In 2014 NIST published the Framework for Improving Critical Infrastructure Cybersecurity, a set of industry standards and best practices to help organizations manage cybersecurity risks as part of their risk management processes. Developed through collaboration between government and the private sector, the Framework enables organizations to apply the principles of risk management to improving the security and resilience of critical infrastructure. It also provides a process for organizations to determine the maturity of their cybersecurity program, thus enabling them to strengthen their security posture over time.
To minimize the effects of cyber intrusions, it is necessary to plan a response. Incident response planning defines procedures to be followed when an intrusion occurs. Information systems and electronic records are particularly vulnerable when an incident occurs. When systems and personnel are in transition and the environment is unstable, organizations may be targeted by hackers or malicious insiders.
Incident response is the practice of detecting a problem, determining its cause, minimizing the damage it causes, resolving the problem, and documenting each step of the response for future reference. Fully developed and tested incident response plans and business continuity/disaster recovery (BC/DR) plans are components of a cybersecurity program. Organizations should be prepared if a cyber attack or data breach occurs or if an event interrupts their operations. Response plans, policies, and procedures should be able to accommodate the full array of threats, not just data breaches. GAO has recommended key management and operational practices that should be included in policies for responding to data breaches involving PII.
Incident response plans involve stakeholders across an organization, including IT, security, legal, finance, operational units, human resources, and procurement. The individuals should be identified and their roles and responsibilities defined in advance. Communication with and coordination among stakeholders is an important aspect of an incident response plan.
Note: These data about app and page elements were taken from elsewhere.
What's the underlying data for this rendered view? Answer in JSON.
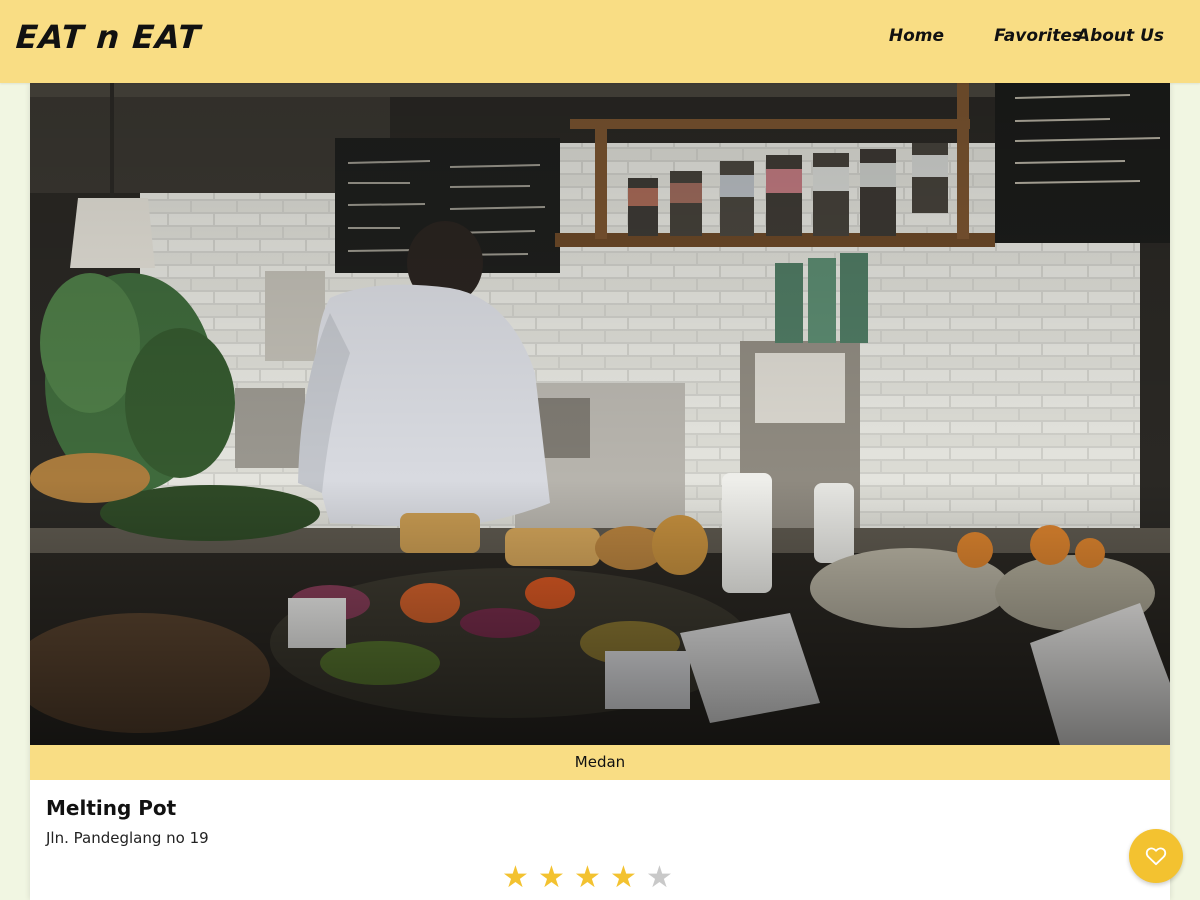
{
  "header": {
    "logo": "EAT n EAT",
    "nav": [
      {
        "label": "Home"
      },
      {
        "label": "Favorites"
      },
      {
        "label": "About Us"
      }
    ]
  },
  "restaurant": {
    "image_icon": "cafe-counter-photo",
    "city": "Medan",
    "name": "Melting Pot",
    "address": "Jln. Pandeglang no 19",
    "rating": 4,
    "rating_max": 5,
    "star_glyph": "★"
  },
  "favorite_button": {
    "icon": "heart-icon"
  },
  "colors": {
    "header_bg": "#f9dd84",
    "page_bg": "#f1f6e2",
    "accent": "#f3c230",
    "star_off": "#c9c9c9"
  }
}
This includes the identification of who within an organization should be responsible for communicating with employees, customers, and other key groups (e.g., investors). It would also include plans for appropriate external communications, such as with first responders, forensic investigation experts, Computer Emergency Response Teams (CERTs), Information Sharing and Analysis Centers (ISACs), regulators, communications providers, and outside counsel.
If litigation is anticipated, adequate documentation and evidentiary procedures for incident response is very important. This advance planning can help to ensure that valuable tracking and tracing data and evidence of what happened within a system are preserved and secured and chain of custody is documented.
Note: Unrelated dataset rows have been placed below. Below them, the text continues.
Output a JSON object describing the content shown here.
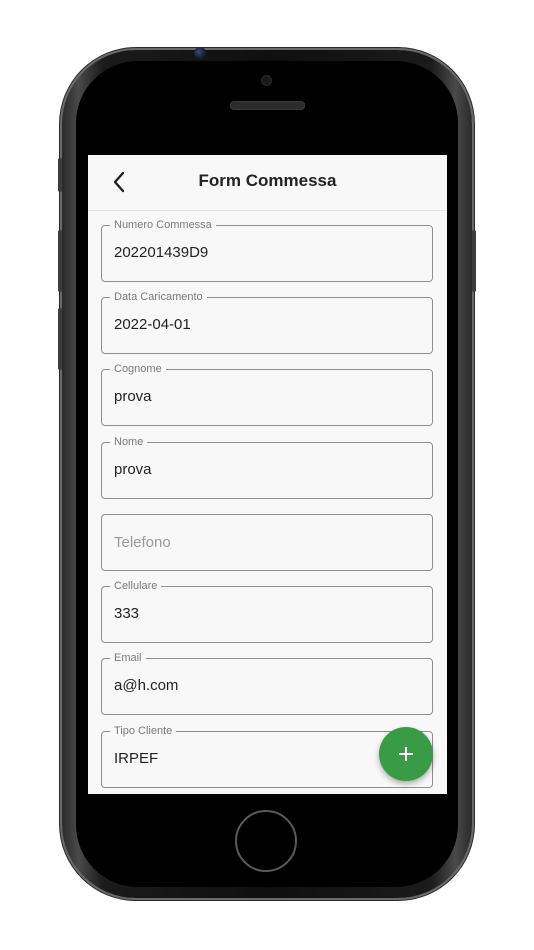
{
  "app_bar": {
    "title": "Form Commessa",
    "back_icon": "chevron-left-icon"
  },
  "fields": [
    {
      "label": "Numero Commessa",
      "value": "202201439D9"
    },
    {
      "label": "Data Caricamento",
      "value": "2022-04-01"
    },
    {
      "label": "Cognome",
      "value": "prova"
    },
    {
      "label": "Nome",
      "value": "prova"
    },
    {
      "label": "",
      "value": "",
      "placeholder": "Telefono"
    },
    {
      "label": "Cellulare",
      "value": "333"
    },
    {
      "label": "Email",
      "value": "a@h.com"
    },
    {
      "label": "Tipo Cliente",
      "value": "IRPEF"
    }
  ],
  "fab": {
    "icon": "plus-icon",
    "color": "#3a9b47"
  }
}
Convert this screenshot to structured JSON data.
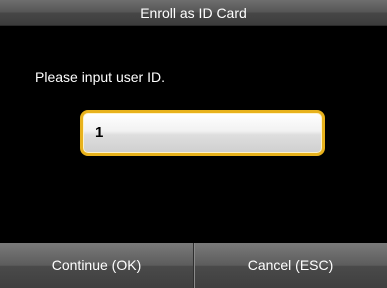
{
  "title_bar": {
    "title": "Enroll as ID Card"
  },
  "dialog": {
    "prompt": "Please input user ID.",
    "user_id_value": "1"
  },
  "buttons": {
    "continue_label": "Continue (OK)",
    "cancel_label": "Cancel (ESC)"
  },
  "colors": {
    "background": "#000000",
    "input_border_accent": "#e8b21c",
    "text": "#ffffff"
  }
}
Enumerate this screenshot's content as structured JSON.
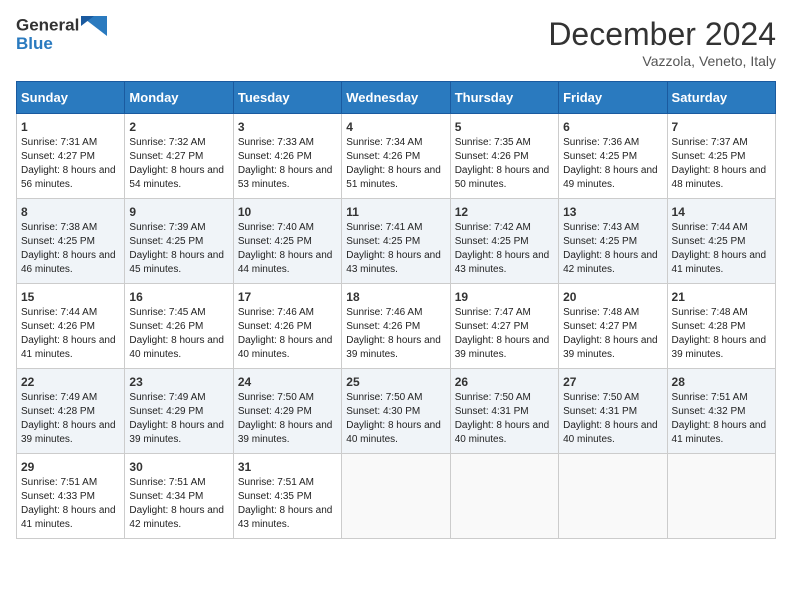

A business continuity/disaster recovery plan is the other critical cyber response plan for a cybersecurity program. Although commonly considered together as BC/DR, there are separate processes for business continuity and disaster recovery. A cybersecurity incident that is initially handled under an incident response plan may cause a business interruption that requires implementation of business continuity procedures. Thus, each plan should be drafted and tested for such circumstances to ensure a smooth and efficient response and continuity of operations.
Hackers and foreign governments have demonstrated the will, the knowledge, the capacity, and the resources to successfully penetrate information systems and steal the most sensitive information held by private sector and government organizations. The threat is imminent and immediate action is required to assess the risks and implement appropriate security controls.